However, each time we got a tough question from an investor we would incorporate the question back into our pitch deck.


In fact, we ended up revising our pitch deck more than 100 times. We went from a five page pitch deck which took 10 minutes to present, to a 25 page pitch which took 40 minutes.


By the end, investors had very few questions as we had given solid answers to all their questions before we even got to the end of our deck.


In the early days, our pitch deck was more of a utility, following a standard pitch structure: the vision, the problem, our solution, the size of our market, the strength of our team and so on.


However, when we described our product and vision to people without our pitch deck, we were able to successfully communicate our passion, the innovation of our product and our team’s excitement and competence.


Whenever we were pitching an investor with our actual slide deck, it felt like we were selling a generic product. We lost the excitement and communicated our product vision poorly.


After a while we were able to capture the vision, the excitement and the problems into a cohesive story and were able to capture this story in our pitch deck.


A mentor told us it was important to capture the emotion of the story; not just what you say, but also how you say it. Inevitably, investors all want to know the same things.


They’ll ask: ‘How big is the opportunity? How talented is the team? Why are you the right people to solve this problem?’


Making sure we satisfied their questions was so important, and this is something you can only improve with practice and continuous revision.


3. Build strong relationships with potential investors and business partners


When we first started pitching to investors, we would pull out our pitch deck as soon as we got into a meeting.


We soon realised this was quite a naive approach. It is so important to build rapport and credibility before you start talking through your pitch.
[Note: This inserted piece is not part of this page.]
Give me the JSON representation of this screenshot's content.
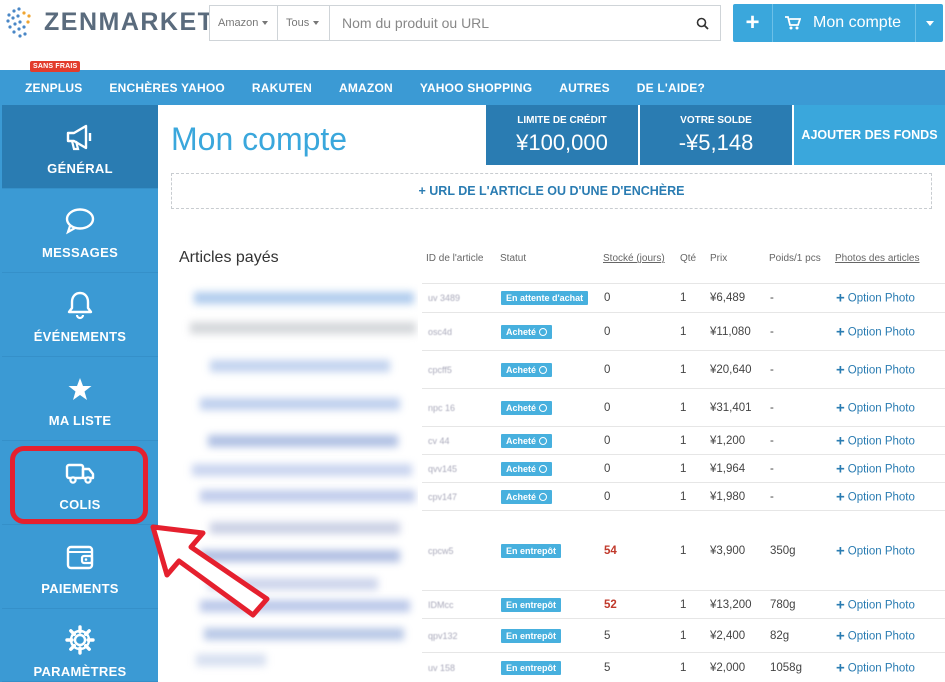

Start building relationships with investors as early on as possible. Communicate your goals and your wins as you go.


It’s your job to convince people to work with you, to invest in your company. Most potential investors will want to spend time getting to know you and the way you work prior to committing.


We met Bill Tai, who introduced us to many of our other investors, more than two years ago. Yet we only recently closed our round.


Raising money takes a long, long time. My first trip to San Francisco was only supposed to be for a two week holiday. I’d planned two meetings; one with Bill Tai and the other with Facebook’s Lars Rasmussen.


I very quickly realised I needed to spend more time on the ground getting to know the technology scene and building my network.


My two week holiday ended up turning into a three month trip. I barely slept, and when I did it was on my brother’s apartment floor. I went to an event every single night of the week, trying to meet engineers and find people who could give me an open door to the start-up scene.


During this time, we met and spoke with many other investors who we kept in the loop with our efforts.


If you’re raising money, you need to build strong relationships with potential investors and advisors. We did this by communicating with them regularly.


We never could have predicted the adventures we’d have or the people we’d meet along the way. We’re lucky to now have the team in place, our product ready to launch and a burning passion for what we’re doing. And so the next chapter begins.


Melanie Perkins is co-founder of Canva, along with Cliff Obrecht. The Sydney-based business provides an online collaborative design platform, allowing users to create professional quality designs regardless of their skill set.